"The World and Japan" Database (Project Leader: TANAKA Akihiko)
Database of Japanese Politics and International Relations
National Graduate Institute for Policy Studies (GRIPS); Institute for Advanced Studies on Asia (IASA), The University of Tokyo

[Title] JOINT STATEMENT,Security Consultative Committee ("2+2" Ministerial Meeting)

[Date] September 11, 2000
[Source] Ministry of Foreign Affairs of Japan
[Full text]

1. Secretary of State Madeleine Albright, Secretary of Defense William Cohen, Minister for Foreign Affairs Yohei Kono, and Minister of State for Defense and Director-General of the Defense Agency Kazuo Torashima convened the Security Consultative Committee (SCC) in New York on September 11, 2000. The Ministers discussed the strategic environment in the Asia-Pacific region and issues related to our bilateral security alliance.

2. The Ministers welcomed recent positive developments in the Asia-Pacific region, but at the same time observed that instability and uncertainty persist. Underscoring the assessment made by President Clinton and Prime Minister Mori during their July 2000 Summit, both sides reaffirmed the vital role the U.S.-Japan security alliance plays in preserving the peace and stability of the region. The Ministers agreed that shared values and a common vision underpin our bilateral relationship, enabling the close cooperation that is the hallmark of our long and successful alliance.

3. Both sides welcomed the Summit Meeting between the ROK and the DPRK in June 2000 and expressed their strong hope that this progress will continue and lead to an easing of tensions on the Korean Peninsula. To enhance such prospects, the Ministers reaffirmed the vital importance of trilateral coordination among the U.S., Japan and the Republic of Korea. Both sides also reaffirmed their shared view that it is extremely important for the stability and prosperity of the Asia-Pacific region that China play a positive and constructive role in the region.

4. Secretaries Albright and Cohen expressed their appreciation for the new Special Measures Agreement, a key component of Japan's Host Nation Support. Noting that the forward deployment of U.S. forces is vital for pursuing peace and stability in the region, the Ministers also stressed the important contribution of Japan's Host Nation Support to the effective operations of US forces in Japan.

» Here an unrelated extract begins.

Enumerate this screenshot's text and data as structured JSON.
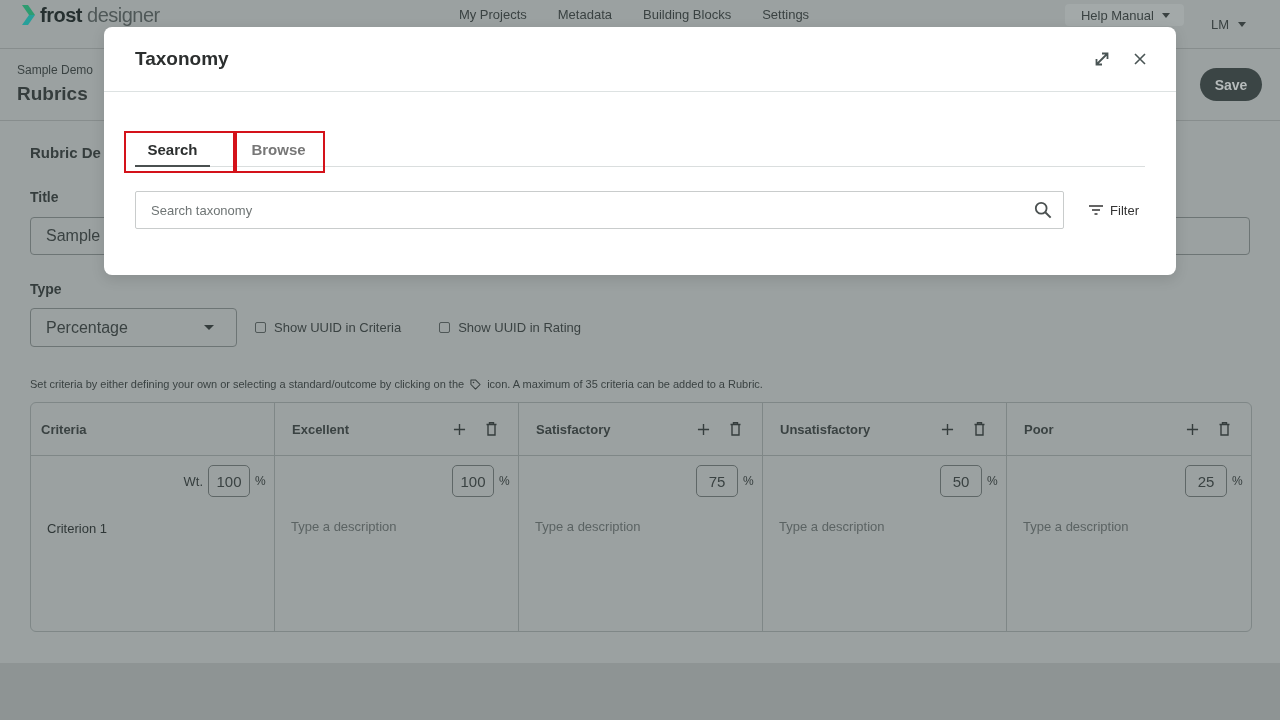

5. The U.S. and Japan marked another milestone in the alliance with progress on implementation of the Guidelines for U.S.-Japan Defense Cooperation (the Defense Guidelines). In particular, the four Ministers welcomed progress in bilateral planning and the establishment of a Bilateral Coordination Mechanism, which will ensure better coordination between our countries in contingencies. Noting with concern the continued proliferation of ballistic missiles and related technologies, the U.S. and Japan stressed the importance of continuing to make diplomatic efforts to address that issues. Both sides reaffirmed that they will continue cooperative research on Ballistic missile Defense technologies.

6. Regarding issues related to the stationing of U.S. armed forces in Japan, both sides appreciated the efforts made by all parties concerned in addressing individual issues related to U.S. facilities and areas, and in building "good neighbor" relations between U.S. forces and local communities. They recognized the importance of maintaining and strengthening those efforts in order to ensure the smooth and effective operation of U.S.-Japan security arrangements.

7. Noting the progress achieved thus far, both sides stressed the importance of continued, steady progress in implementing the SACO Final Report, as Prime Minister Mori and President Clinton agreed in July 2000. Japan took up issues regarding the return and relocation of Futenma Air Station, in accordance with the Japanese cabinet decision of December 1999. As stated in the 1996 Joint Security Declaration, the U.S. and Japan also reaffirmed they will continue to consult closely on defense policies and military postures, including the U.S. force structure in Japan, in response to changes in the international security environment.

8. Underscoring the importance of ensuring the health and safety of both local residents and U.S. armed forces personnel and their dependents in Japan, both sides reviewed environmental issues related to U.S. facilities and areas. The U.S. and Japan agreed to issue a joint statement concerning environmental principles and expressed their commitment to strengthen cooperation to protect the environment under these principles.